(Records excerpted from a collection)
####
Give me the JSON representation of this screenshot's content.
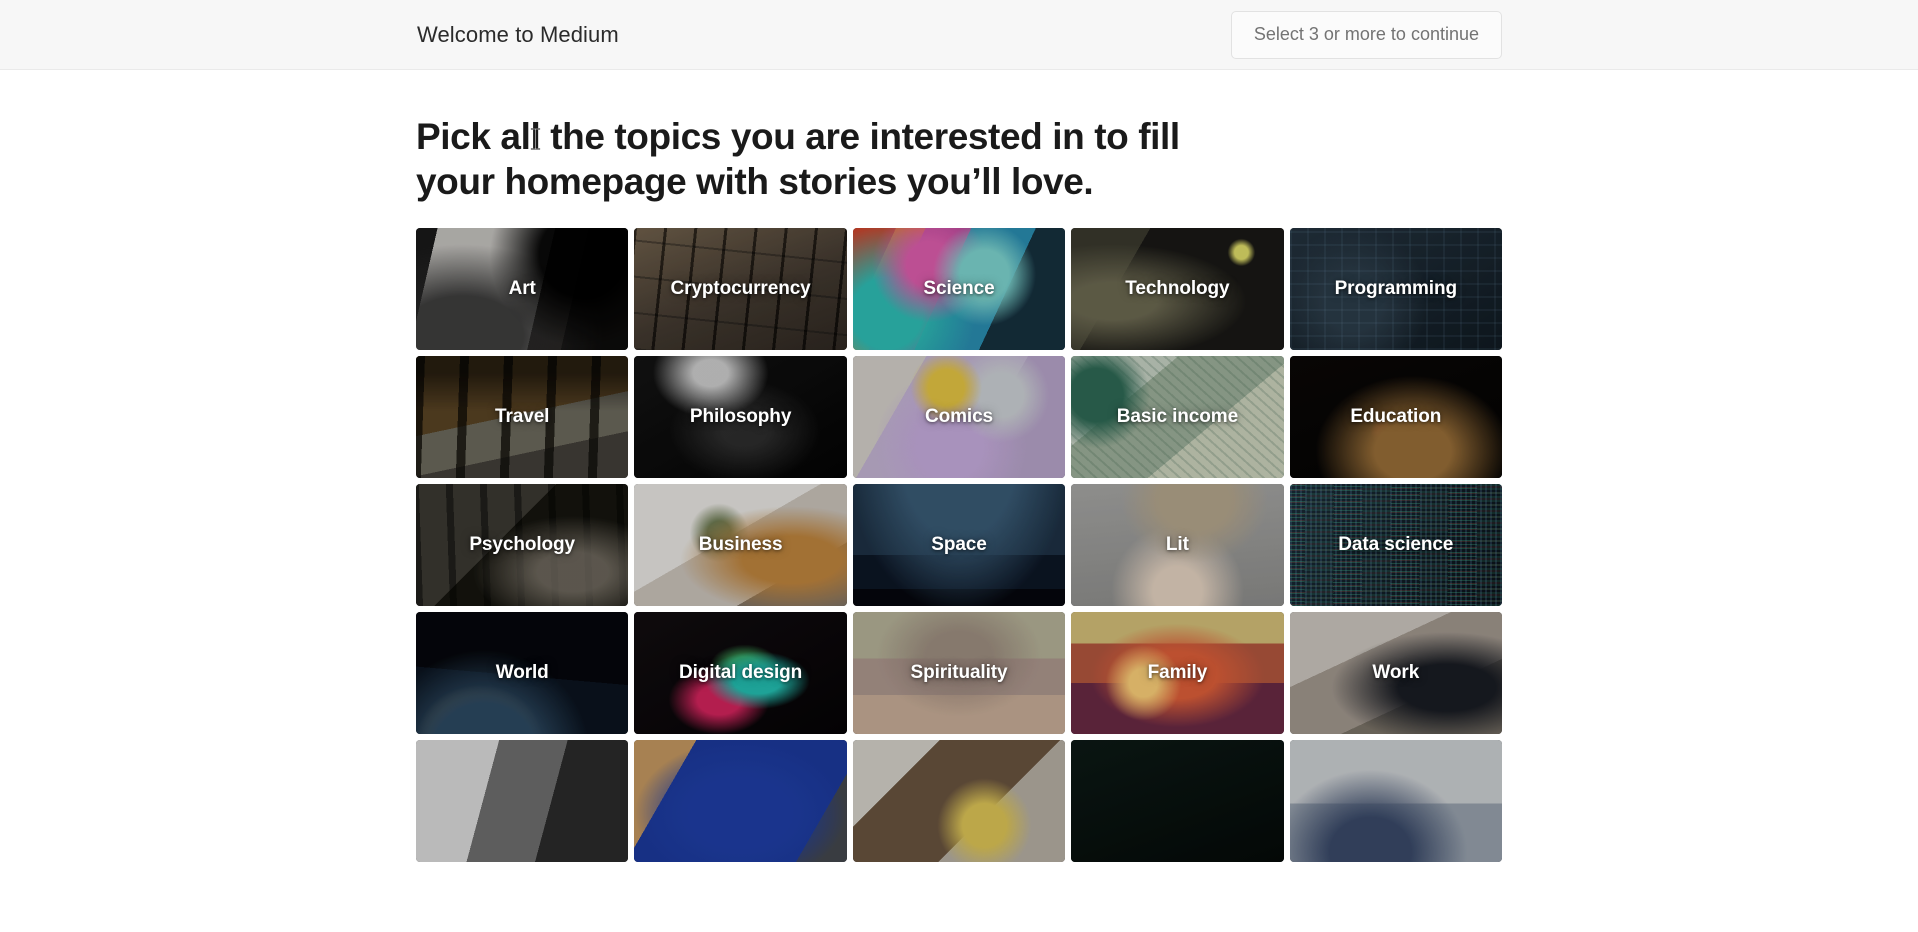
{
  "header": {
    "brand_title": "Welcome to Medium",
    "continue_button_label": "Select 3 or more to continue",
    "background_color": "#f7f7f7",
    "border_color": "#eaeaea"
  },
  "main": {
    "heading": "Pick all the topics you are interested in to fill your homepage with stories you’ll love.",
    "heading_line_1": "Pick all the topics you are interested in to fill your homepage",
    "heading_line_2": "with stories you’ll love.",
    "heading_color": "#1a1a1a"
  },
  "topics": {
    "columns": 5,
    "tiles": [
      {
        "label": "Art",
        "art": "bg-art",
        "row": 1,
        "col": 1,
        "selected": false
      },
      {
        "label": "Cryptocurrency",
        "art": "bg-crypto",
        "row": 1,
        "col": 2,
        "selected": false
      },
      {
        "label": "Science",
        "art": "bg-science",
        "row": 1,
        "col": 3,
        "selected": false
      },
      {
        "label": "Technology",
        "art": "bg-tech",
        "row": 1,
        "col": 4,
        "selected": false
      },
      {
        "label": "Programming",
        "art": "bg-prog",
        "row": 1,
        "col": 5,
        "selected": false
      },
      {
        "label": "Travel",
        "art": "bg-travel",
        "row": 2,
        "col": 1,
        "selected": false
      },
      {
        "label": "Philosophy",
        "art": "bg-philosophy",
        "row": 2,
        "col": 2,
        "selected": false
      },
      {
        "label": "Comics",
        "art": "bg-comics",
        "row": 2,
        "col": 3,
        "selected": false
      },
      {
        "label": "Basic income",
        "art": "bg-basicincome",
        "row": 2,
        "col": 4,
        "selected": false
      },
      {
        "label": "Education",
        "art": "bg-education",
        "row": 2,
        "col": 5,
        "selected": false
      },
      {
        "label": "Psychology",
        "art": "bg-psychology",
        "row": 3,
        "col": 1,
        "selected": false
      },
      {
        "label": "Business",
        "art": "bg-business",
        "row": 3,
        "col": 2,
        "selected": false
      },
      {
        "label": "Space",
        "art": "bg-space",
        "row": 3,
        "col": 3,
        "selected": false
      },
      {
        "label": "Lit",
        "art": "bg-lit",
        "row": 3,
        "col": 4,
        "selected": false
      },
      {
        "label": "Data science",
        "art": "bg-datascience",
        "row": 3,
        "col": 5,
        "selected": false
      },
      {
        "label": "World",
        "art": "bg-world",
        "row": 4,
        "col": 1,
        "selected": false
      },
      {
        "label": "Digital design",
        "art": "bg-digitaldesign",
        "row": 4,
        "col": 2,
        "selected": false
      },
      {
        "label": "Spirituality",
        "art": "bg-spirituality",
        "row": 4,
        "col": 3,
        "selected": false
      },
      {
        "label": "Family",
        "art": "bg-family",
        "row": 4,
        "col": 4,
        "selected": false
      },
      {
        "label": "Work",
        "art": "bg-work",
        "row": 4,
        "col": 5,
        "selected": false
      },
      {
        "label": "",
        "art": "bg-r5a",
        "row": 5,
        "col": 1,
        "selected": false,
        "clipped": true
      },
      {
        "label": "",
        "art": "bg-r5b",
        "row": 5,
        "col": 2,
        "selected": false,
        "clipped": true
      },
      {
        "label": "",
        "art": "bg-r5c",
        "row": 5,
        "col": 3,
        "selected": false,
        "clipped": true
      },
      {
        "label": "",
        "art": "bg-r5d",
        "row": 5,
        "col": 4,
        "selected": false,
        "clipped": true
      },
      {
        "label": "",
        "art": "bg-r5e",
        "row": 5,
        "col": 5,
        "selected": false,
        "clipped": true
      }
    ]
  }
}
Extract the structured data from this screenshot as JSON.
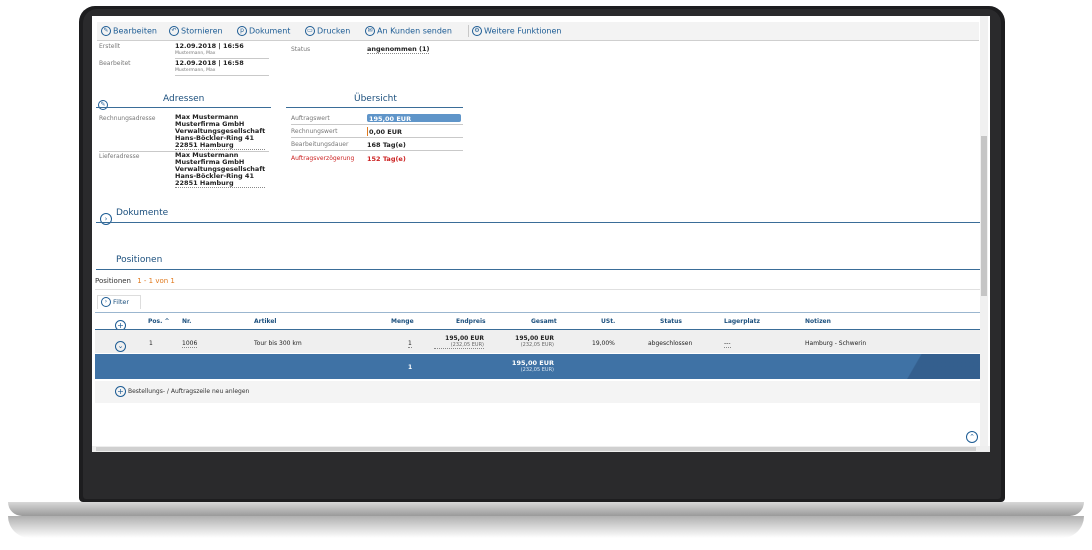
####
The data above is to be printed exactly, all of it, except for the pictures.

* [PROBLEM SOLUTION]
Give me the JSON representation of this screenshot's content.
{
  "header": {
    "brand_title": "Welcome to Medium",
    "continue_button_label": "Select 3 or more to continue",
    "background_color": "#f7f7f7",
    "border_color": "#eaeaea"
  },
  "main": {
    "heading": "Pick all the topics you are interested in to fill your homepage with stories you’ll love.",
    "heading_line_1": "Pick all the topics you are interested in to fill your homepage",
    "heading_line_2": "with stories you’ll love.",
    "heading_color": "#1a1a1a"
  },
  "topics": {
    "columns": 5,
    "tiles": [
      {
        "label": "Art",
        "art": "bg-art",
        "row": 1,
        "col": 1,
        "selected": false
      },
      {
        "label": "Cryptocurrency",
        "art": "bg-crypto",
        "row": 1,
        "col": 2,
        "selected": false
      },
      {
        "label": "Science",
        "art": "bg-science",
        "row": 1,
        "col": 3,
        "selected": false
      },
      {
        "label": "Technology",
        "art": "bg-tech",
        "row": 1,
        "col": 4,
        "selected": false
      },
      {
        "label": "Programming",
        "art": "bg-prog",
        "row": 1,
        "col": 5,
        "selected": false
      },
      {
        "label": "Travel",
        "art": "bg-travel",
        "row": 2,
        "col": 1,
        "selected": false
      },
      {
        "label": "Philosophy",
        "art": "bg-philosophy",
        "row": 2,
        "col": 2,
        "selected": false
      },
      {
        "label": "Comics",
        "art": "bg-comics",
        "row": 2,
        "col": 3,
        "selected": false
      },
      {
        "label": "Basic income",
        "art": "bg-basicincome",
        "row": 2,
        "col": 4,
        "selected": false
      },
      {
        "label": "Education",
        "art": "bg-education",
        "row": 2,
        "col": 5,
        "selected": false
      },
      {
        "label": "Psychology",
        "art": "bg-psychology",
        "row": 3,
        "col": 1,
        "selected": false
      },
      {
        "label": "Business",
        "art": "bg-business",
        "row": 3,
        "col": 2,
        "selected": false
      },
      {
        "label": "Space",
        "art": "bg-space",
        "row": 3,
        "col": 3,
        "selected": false
      },
      {
        "label": "Lit",
        "art": "bg-lit",
        "row": 3,
        "col": 4,
        "selected": false
      },
      {
        "label": "Data science",
        "art": "bg-datascience",
        "row": 3,
        "col": 5,
        "selected": false
      },
      {
        "label": "World",
        "art": "bg-world",
        "row": 4,
        "col": 1,
        "selected": false
      },
      {
        "label": "Digital design",
        "art": "bg-digitaldesign",
        "row": 4,
        "col": 2,
        "selected": false
      },
      {
        "label": "Spirituality",
        "art": "bg-spirituality",
        "row": 4,
        "col": 3,
        "selected": false
      },
      {
        "label": "Family",
        "art": "bg-family",
        "row": 4,
        "col": 4,
        "selected": false
      },
      {
        "label": "Work",
        "art": "bg-work",
        "row": 4,
        "col": 5,
        "selected": false
      },
      {
        "label": "",
        "art": "bg-r5a",
        "row": 5,
        "col": 1,
        "selected": false,
        "clipped": true
      },
      {
        "label": "",
        "art": "bg-r5b",
        "row": 5,
        "col": 2,
        "selected": false,
        "clipped": true
      },
      {
        "label": "",
        "art": "bg-r5c",
        "row": 5,
        "col": 3,
        "selected": false,
        "clipped": true
      },
      {
        "label": "",
        "art": "bg-r5d",
        "row": 5,
        "col": 4,
        "selected": false,
        "clipped": true
      },
      {
        "label": "",
        "art": "bg-r5e",
        "row": 5,
        "col": 5,
        "selected": false,
        "clipped": true
      }
    ]
  }
}
Extract the structured data from this screenshot as JSON.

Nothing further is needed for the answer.